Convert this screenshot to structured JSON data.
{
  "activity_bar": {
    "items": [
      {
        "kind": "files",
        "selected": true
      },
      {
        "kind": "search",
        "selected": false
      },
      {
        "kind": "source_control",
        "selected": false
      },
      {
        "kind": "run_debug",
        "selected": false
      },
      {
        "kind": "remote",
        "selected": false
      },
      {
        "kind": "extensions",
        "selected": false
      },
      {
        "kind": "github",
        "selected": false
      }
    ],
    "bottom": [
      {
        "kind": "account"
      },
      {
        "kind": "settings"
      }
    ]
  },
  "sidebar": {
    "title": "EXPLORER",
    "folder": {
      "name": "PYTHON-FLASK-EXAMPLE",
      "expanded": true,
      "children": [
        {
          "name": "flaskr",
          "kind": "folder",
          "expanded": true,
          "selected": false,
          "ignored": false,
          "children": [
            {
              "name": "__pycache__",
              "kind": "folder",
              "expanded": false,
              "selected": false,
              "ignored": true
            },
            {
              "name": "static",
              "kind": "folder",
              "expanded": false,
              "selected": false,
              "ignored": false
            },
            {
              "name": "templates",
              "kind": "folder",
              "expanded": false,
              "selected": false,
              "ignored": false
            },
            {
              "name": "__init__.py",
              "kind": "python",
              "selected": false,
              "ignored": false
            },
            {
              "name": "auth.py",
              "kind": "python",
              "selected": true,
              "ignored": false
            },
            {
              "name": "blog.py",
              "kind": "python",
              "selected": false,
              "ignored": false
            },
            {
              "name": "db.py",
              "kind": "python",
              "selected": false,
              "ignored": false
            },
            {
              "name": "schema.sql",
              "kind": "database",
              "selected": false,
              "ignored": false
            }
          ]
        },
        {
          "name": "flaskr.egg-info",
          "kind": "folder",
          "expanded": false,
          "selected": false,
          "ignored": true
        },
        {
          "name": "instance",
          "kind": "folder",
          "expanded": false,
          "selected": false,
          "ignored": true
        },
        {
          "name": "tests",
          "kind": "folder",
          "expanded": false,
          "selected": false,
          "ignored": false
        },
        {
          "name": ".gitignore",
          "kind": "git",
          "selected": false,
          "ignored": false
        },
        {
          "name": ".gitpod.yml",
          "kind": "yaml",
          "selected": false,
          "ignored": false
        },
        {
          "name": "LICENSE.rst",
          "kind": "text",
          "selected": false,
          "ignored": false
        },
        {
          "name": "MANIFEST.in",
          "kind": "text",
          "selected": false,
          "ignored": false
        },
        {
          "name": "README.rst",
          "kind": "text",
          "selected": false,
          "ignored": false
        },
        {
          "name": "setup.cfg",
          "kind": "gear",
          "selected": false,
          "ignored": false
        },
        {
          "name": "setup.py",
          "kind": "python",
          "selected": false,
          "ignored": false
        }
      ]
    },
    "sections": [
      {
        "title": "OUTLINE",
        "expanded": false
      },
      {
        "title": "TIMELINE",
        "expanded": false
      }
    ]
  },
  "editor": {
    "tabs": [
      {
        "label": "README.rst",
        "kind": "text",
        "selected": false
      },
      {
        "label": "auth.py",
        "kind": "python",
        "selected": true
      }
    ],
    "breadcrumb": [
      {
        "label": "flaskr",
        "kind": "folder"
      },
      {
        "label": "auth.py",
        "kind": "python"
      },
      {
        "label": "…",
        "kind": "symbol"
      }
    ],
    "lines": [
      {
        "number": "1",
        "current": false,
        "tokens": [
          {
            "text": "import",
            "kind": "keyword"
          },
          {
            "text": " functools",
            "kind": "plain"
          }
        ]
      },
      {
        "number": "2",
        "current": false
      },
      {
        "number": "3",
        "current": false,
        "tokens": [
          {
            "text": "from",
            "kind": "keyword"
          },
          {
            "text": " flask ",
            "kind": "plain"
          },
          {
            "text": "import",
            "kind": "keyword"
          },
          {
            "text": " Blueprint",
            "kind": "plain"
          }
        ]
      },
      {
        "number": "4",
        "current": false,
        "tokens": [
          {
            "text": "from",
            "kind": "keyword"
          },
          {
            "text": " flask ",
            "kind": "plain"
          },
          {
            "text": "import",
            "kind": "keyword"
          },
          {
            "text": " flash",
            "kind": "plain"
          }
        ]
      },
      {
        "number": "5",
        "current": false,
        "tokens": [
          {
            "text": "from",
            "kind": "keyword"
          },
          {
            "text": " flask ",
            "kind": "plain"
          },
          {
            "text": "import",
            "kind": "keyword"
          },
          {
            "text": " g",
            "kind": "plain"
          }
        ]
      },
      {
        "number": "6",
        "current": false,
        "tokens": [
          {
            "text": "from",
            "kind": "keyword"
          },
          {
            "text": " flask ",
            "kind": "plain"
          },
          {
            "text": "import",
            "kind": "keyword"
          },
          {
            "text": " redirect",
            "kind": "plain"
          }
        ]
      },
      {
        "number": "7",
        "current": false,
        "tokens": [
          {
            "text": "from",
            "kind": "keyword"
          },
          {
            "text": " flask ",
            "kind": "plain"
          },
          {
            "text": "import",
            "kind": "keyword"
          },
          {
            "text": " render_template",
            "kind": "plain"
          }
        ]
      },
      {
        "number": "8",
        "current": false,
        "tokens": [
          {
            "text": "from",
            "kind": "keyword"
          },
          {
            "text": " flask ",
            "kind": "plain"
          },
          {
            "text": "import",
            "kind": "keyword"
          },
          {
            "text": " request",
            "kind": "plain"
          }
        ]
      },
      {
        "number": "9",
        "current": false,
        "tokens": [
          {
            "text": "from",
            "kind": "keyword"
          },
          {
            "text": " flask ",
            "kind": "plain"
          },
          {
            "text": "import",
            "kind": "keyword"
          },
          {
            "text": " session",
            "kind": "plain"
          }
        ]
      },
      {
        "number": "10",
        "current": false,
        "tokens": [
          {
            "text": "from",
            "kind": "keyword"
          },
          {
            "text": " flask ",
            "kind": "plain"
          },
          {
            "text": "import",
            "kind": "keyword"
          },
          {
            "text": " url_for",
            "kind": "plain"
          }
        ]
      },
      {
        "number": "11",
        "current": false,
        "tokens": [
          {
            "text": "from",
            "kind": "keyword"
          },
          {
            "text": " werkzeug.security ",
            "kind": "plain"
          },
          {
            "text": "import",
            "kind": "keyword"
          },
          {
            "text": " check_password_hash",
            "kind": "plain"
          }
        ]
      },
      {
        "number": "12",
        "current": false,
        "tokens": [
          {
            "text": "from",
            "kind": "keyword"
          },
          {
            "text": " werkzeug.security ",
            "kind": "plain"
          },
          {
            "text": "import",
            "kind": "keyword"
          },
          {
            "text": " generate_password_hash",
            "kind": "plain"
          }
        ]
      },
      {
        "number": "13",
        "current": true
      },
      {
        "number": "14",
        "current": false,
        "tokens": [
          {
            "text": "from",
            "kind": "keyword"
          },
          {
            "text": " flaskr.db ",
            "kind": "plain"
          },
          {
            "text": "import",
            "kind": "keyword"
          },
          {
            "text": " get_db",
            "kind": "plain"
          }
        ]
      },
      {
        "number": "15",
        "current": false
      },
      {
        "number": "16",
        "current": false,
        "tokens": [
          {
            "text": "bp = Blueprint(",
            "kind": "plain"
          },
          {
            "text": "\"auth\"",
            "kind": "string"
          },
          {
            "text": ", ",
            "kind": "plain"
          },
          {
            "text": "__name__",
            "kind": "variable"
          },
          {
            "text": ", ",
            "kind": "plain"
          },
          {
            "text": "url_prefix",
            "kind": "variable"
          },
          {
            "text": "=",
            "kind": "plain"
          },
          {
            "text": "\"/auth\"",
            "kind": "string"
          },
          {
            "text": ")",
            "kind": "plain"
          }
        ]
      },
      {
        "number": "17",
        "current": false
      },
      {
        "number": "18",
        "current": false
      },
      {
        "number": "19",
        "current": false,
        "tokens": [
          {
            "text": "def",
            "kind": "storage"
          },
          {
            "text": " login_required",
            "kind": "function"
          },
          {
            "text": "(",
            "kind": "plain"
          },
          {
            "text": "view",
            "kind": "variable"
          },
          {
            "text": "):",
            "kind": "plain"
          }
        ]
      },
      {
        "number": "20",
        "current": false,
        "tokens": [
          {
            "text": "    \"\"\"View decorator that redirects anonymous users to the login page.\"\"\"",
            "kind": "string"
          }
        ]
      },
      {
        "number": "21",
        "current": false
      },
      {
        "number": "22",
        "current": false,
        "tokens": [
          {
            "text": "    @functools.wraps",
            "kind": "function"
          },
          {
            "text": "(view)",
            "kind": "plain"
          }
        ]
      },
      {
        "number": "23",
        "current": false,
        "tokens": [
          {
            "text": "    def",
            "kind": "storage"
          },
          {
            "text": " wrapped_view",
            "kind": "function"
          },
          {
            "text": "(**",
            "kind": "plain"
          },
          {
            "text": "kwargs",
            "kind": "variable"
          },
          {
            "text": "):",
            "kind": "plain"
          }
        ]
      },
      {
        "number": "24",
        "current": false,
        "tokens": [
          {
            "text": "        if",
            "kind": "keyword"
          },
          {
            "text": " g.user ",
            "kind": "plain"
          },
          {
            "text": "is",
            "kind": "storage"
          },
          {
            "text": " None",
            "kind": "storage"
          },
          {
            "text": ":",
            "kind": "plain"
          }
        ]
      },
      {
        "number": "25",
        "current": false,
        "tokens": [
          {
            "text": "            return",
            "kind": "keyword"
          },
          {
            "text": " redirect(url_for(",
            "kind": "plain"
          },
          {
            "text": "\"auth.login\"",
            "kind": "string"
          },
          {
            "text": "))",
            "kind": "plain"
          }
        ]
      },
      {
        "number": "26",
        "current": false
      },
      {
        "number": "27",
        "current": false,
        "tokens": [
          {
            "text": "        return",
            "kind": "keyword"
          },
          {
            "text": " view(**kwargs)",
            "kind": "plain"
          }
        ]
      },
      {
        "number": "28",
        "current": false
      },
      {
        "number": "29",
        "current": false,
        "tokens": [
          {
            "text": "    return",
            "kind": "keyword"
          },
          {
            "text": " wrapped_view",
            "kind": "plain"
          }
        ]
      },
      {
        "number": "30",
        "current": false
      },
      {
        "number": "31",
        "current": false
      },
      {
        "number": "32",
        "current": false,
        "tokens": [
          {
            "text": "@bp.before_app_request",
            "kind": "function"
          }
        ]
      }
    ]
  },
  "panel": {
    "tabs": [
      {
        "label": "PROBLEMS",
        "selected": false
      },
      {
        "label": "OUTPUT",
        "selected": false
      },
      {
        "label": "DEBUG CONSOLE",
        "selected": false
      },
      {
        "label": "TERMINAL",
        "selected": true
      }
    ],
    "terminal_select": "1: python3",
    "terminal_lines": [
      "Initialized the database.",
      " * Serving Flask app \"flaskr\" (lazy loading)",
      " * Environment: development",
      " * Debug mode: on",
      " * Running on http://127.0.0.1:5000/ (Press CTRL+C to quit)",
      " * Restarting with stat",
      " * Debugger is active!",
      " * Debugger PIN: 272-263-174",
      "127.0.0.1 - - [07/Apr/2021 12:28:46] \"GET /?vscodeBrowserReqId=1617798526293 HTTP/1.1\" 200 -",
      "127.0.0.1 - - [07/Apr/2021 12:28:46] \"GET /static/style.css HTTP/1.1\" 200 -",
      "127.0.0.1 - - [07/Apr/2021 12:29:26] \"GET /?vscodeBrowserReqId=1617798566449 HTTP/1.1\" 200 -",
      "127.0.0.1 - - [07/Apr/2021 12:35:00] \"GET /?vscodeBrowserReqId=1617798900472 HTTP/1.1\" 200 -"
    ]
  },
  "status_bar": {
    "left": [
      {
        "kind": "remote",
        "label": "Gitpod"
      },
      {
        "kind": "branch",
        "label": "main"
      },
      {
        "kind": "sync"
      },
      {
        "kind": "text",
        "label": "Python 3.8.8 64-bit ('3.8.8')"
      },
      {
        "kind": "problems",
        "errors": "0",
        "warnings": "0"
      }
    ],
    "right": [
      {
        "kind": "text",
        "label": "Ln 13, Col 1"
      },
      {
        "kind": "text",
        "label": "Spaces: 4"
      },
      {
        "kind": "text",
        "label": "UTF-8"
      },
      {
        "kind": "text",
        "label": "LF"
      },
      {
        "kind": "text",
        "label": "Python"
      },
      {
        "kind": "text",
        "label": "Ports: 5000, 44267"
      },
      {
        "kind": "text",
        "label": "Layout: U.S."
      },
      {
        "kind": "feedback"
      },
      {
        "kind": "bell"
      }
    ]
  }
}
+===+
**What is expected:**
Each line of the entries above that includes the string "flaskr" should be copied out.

**Response box:**
          "name": "flaskr",
          "name": "flaskr.egg-info",
        "label": "flaskr",
            "text": " flaskr.db ",
      " * Serving Flask app \"flaskr\" (lazy loading)",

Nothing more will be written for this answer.